**Exercise brief:** With the pictures removed, write out the data below exactly.

**Records for the exercise:**
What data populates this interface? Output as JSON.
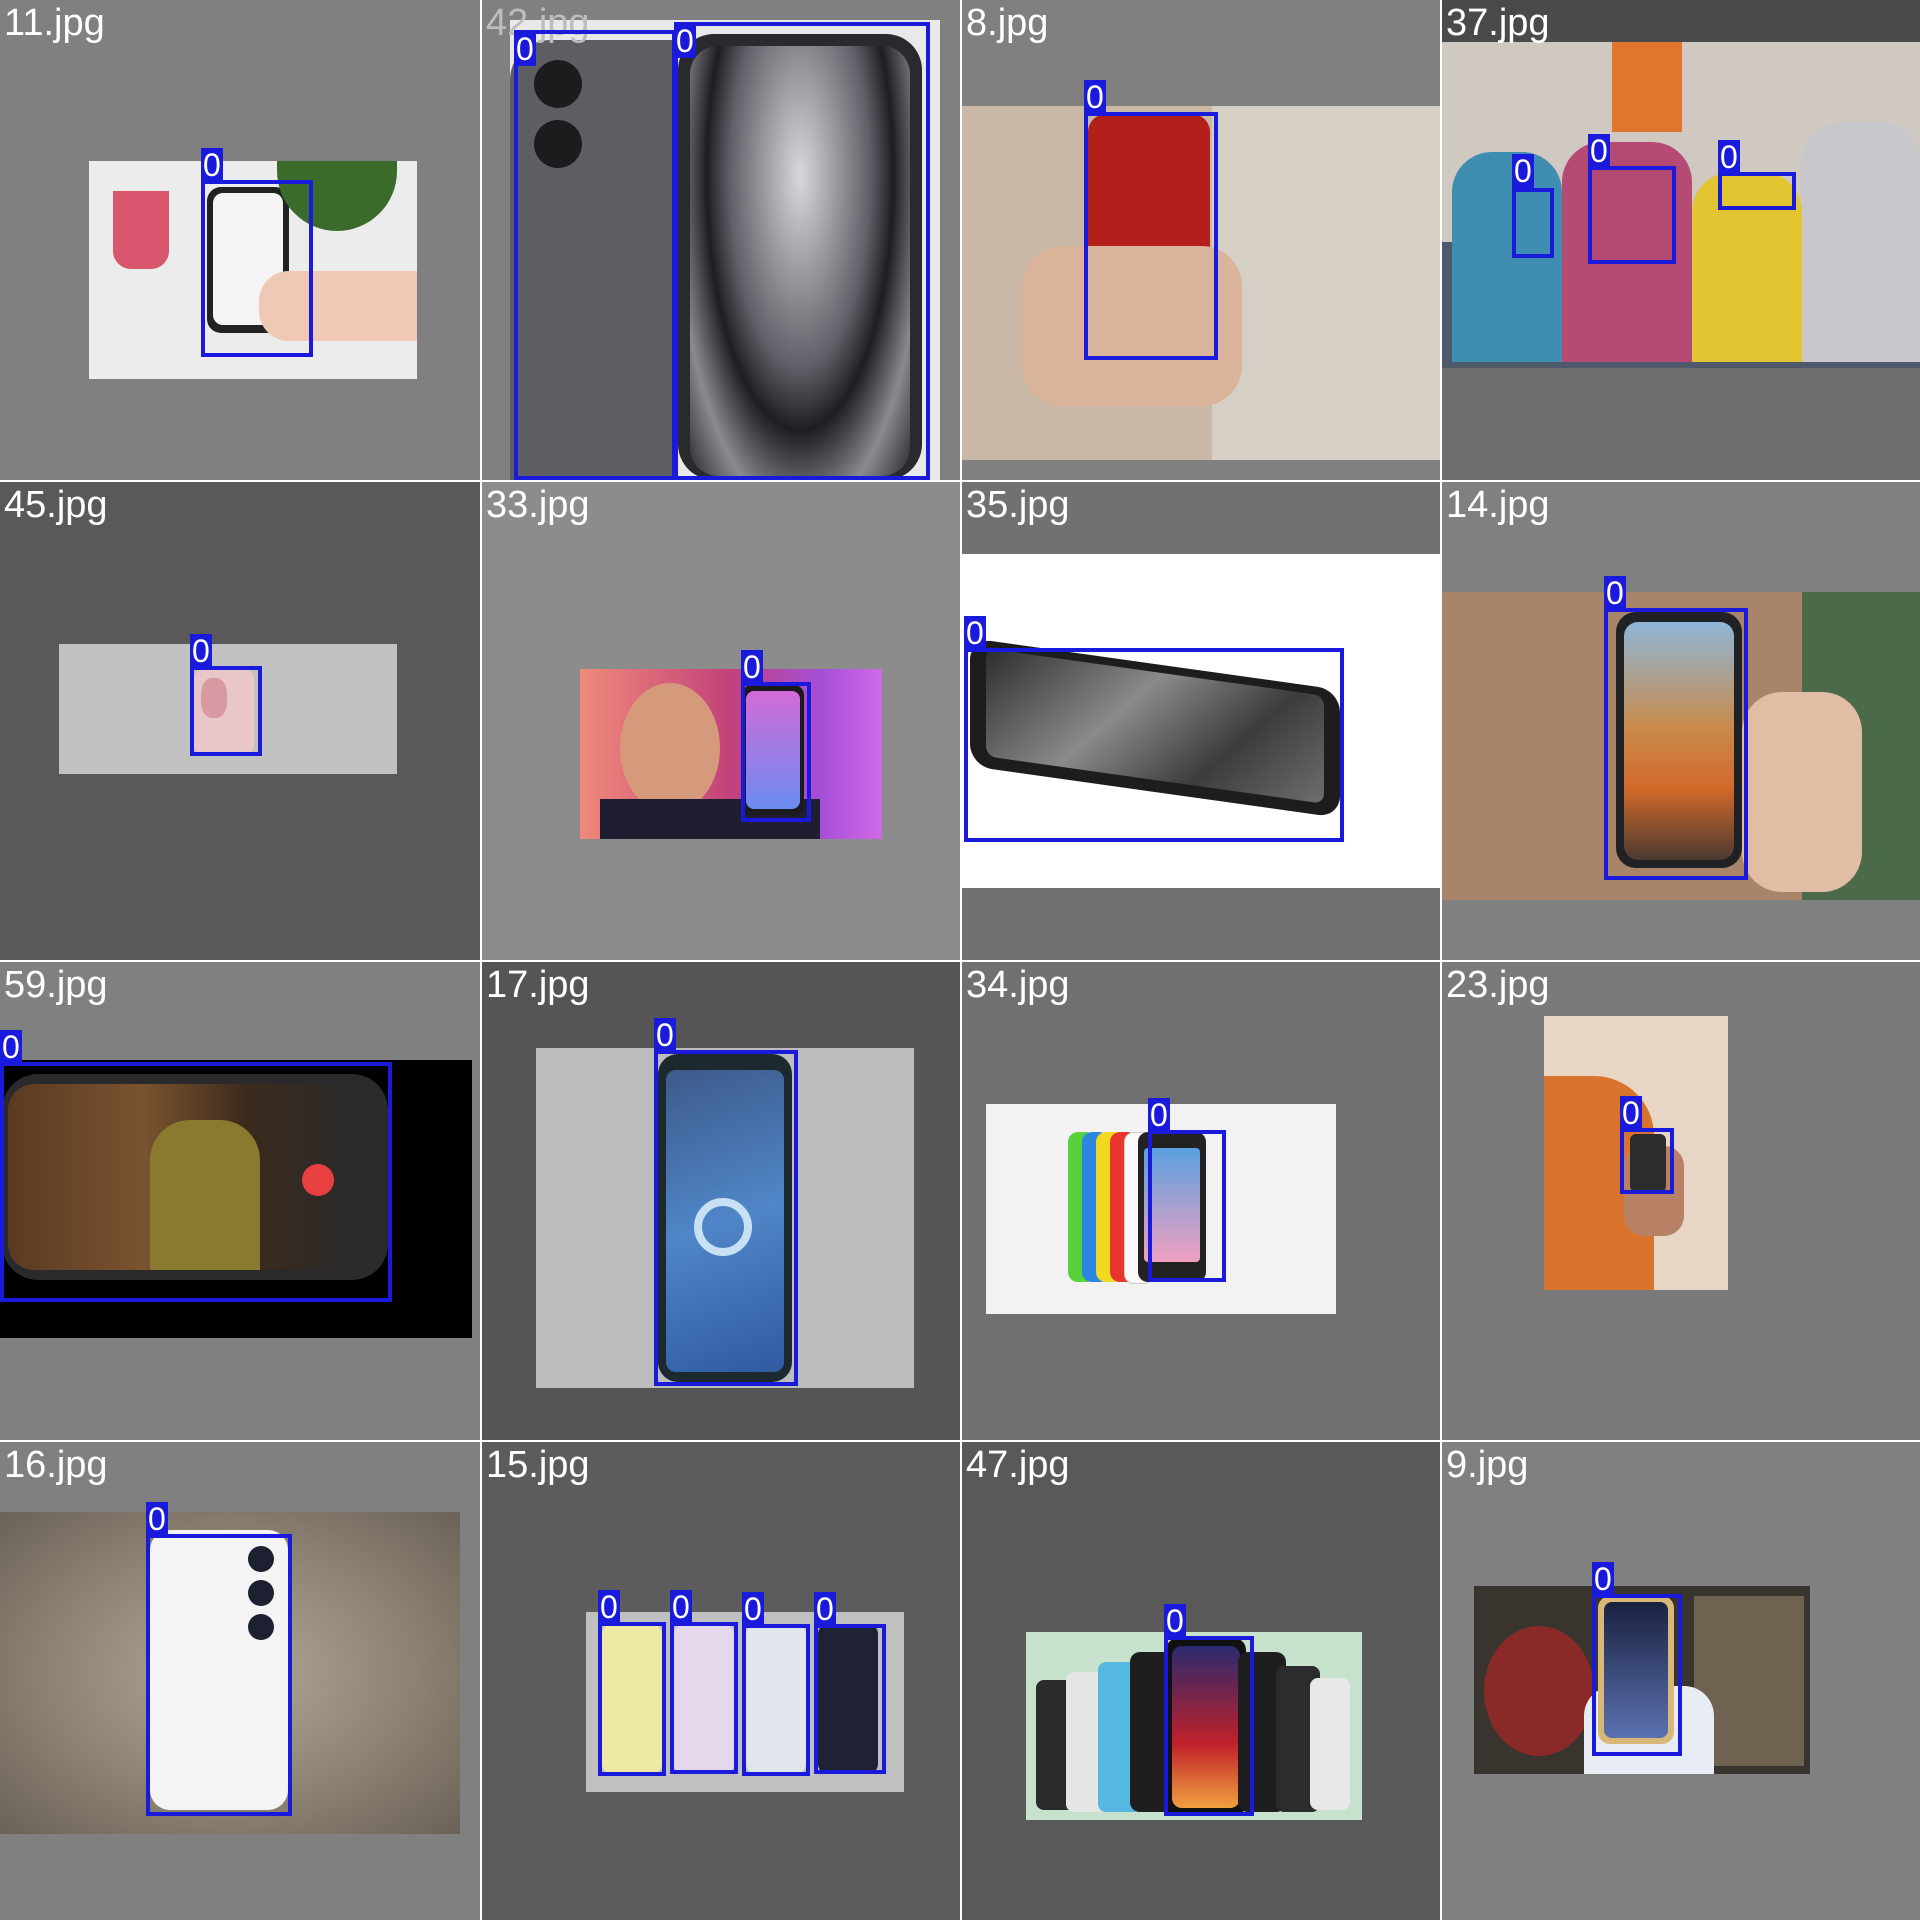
{
  "colors": {
    "box": "#1a1adc"
  },
  "tiles": [
    {
      "name": "11.jpg",
      "labels": [
        "0"
      ]
    },
    {
      "name": "42.jpg",
      "labels": [
        "0",
        "0"
      ]
    },
    {
      "name": "8.jpg",
      "labels": [
        "0"
      ]
    },
    {
      "name": "37.jpg",
      "labels": [
        "0",
        "0",
        "0"
      ]
    },
    {
      "name": "45.jpg",
      "labels": [
        "0"
      ]
    },
    {
      "name": "33.jpg",
      "labels": [
        "0"
      ]
    },
    {
      "name": "35.jpg",
      "labels": [
        "0"
      ]
    },
    {
      "name": "14.jpg",
      "labels": [
        "0"
      ]
    },
    {
      "name": "59.jpg",
      "labels": [
        "0"
      ]
    },
    {
      "name": "17.jpg",
      "labels": [
        "0"
      ]
    },
    {
      "name": "34.jpg",
      "labels": [
        "0"
      ]
    },
    {
      "name": "23.jpg",
      "labels": [
        "0"
      ]
    },
    {
      "name": "16.jpg",
      "labels": [
        "0"
      ]
    },
    {
      "name": "15.jpg",
      "labels": [
        "0",
        "0",
        "0",
        "0"
      ]
    },
    {
      "name": "47.jpg",
      "labels": [
        "0"
      ]
    },
    {
      "name": "9.jpg",
      "labels": [
        "0"
      ]
    }
  ]
}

**Output for this task:**
What data populates this interface? Output as JSON.
{
  "colors": {
    "box": "#1a1adc"
  },
  "tiles": [
    {
      "name": "11.jpg",
      "labels": [
        "0"
      ]
    },
    {
      "name": "42.jpg",
      "labels": [
        "0",
        "0"
      ]
    },
    {
      "name": "8.jpg",
      "labels": [
        "0"
      ]
    },
    {
      "name": "37.jpg",
      "labels": [
        "0",
        "0",
        "0"
      ]
    },
    {
      "name": "45.jpg",
      "labels": [
        "0"
      ]
    },
    {
      "name": "33.jpg",
      "labels": [
        "0"
      ]
    },
    {
      "name": "35.jpg",
      "labels": [
        "0"
      ]
    },
    {
      "name": "14.jpg",
      "labels": [
        "0"
      ]
    },
    {
      "name": "59.jpg",
      "labels": [
        "0"
      ]
    },
    {
      "name": "17.jpg",
      "labels": [
        "0"
      ]
    },
    {
      "name": "34.jpg",
      "labels": [
        "0"
      ]
    },
    {
      "name": "23.jpg",
      "labels": [
        "0"
      ]
    },
    {
      "name": "16.jpg",
      "labels": [
        "0"
      ]
    },
    {
      "name": "15.jpg",
      "labels": [
        "0",
        "0",
        "0",
        "0"
      ]
    },
    {
      "name": "47.jpg",
      "labels": [
        "0"
      ]
    },
    {
      "name": "9.jpg",
      "labels": [
        "0"
      ]
    }
  ]
}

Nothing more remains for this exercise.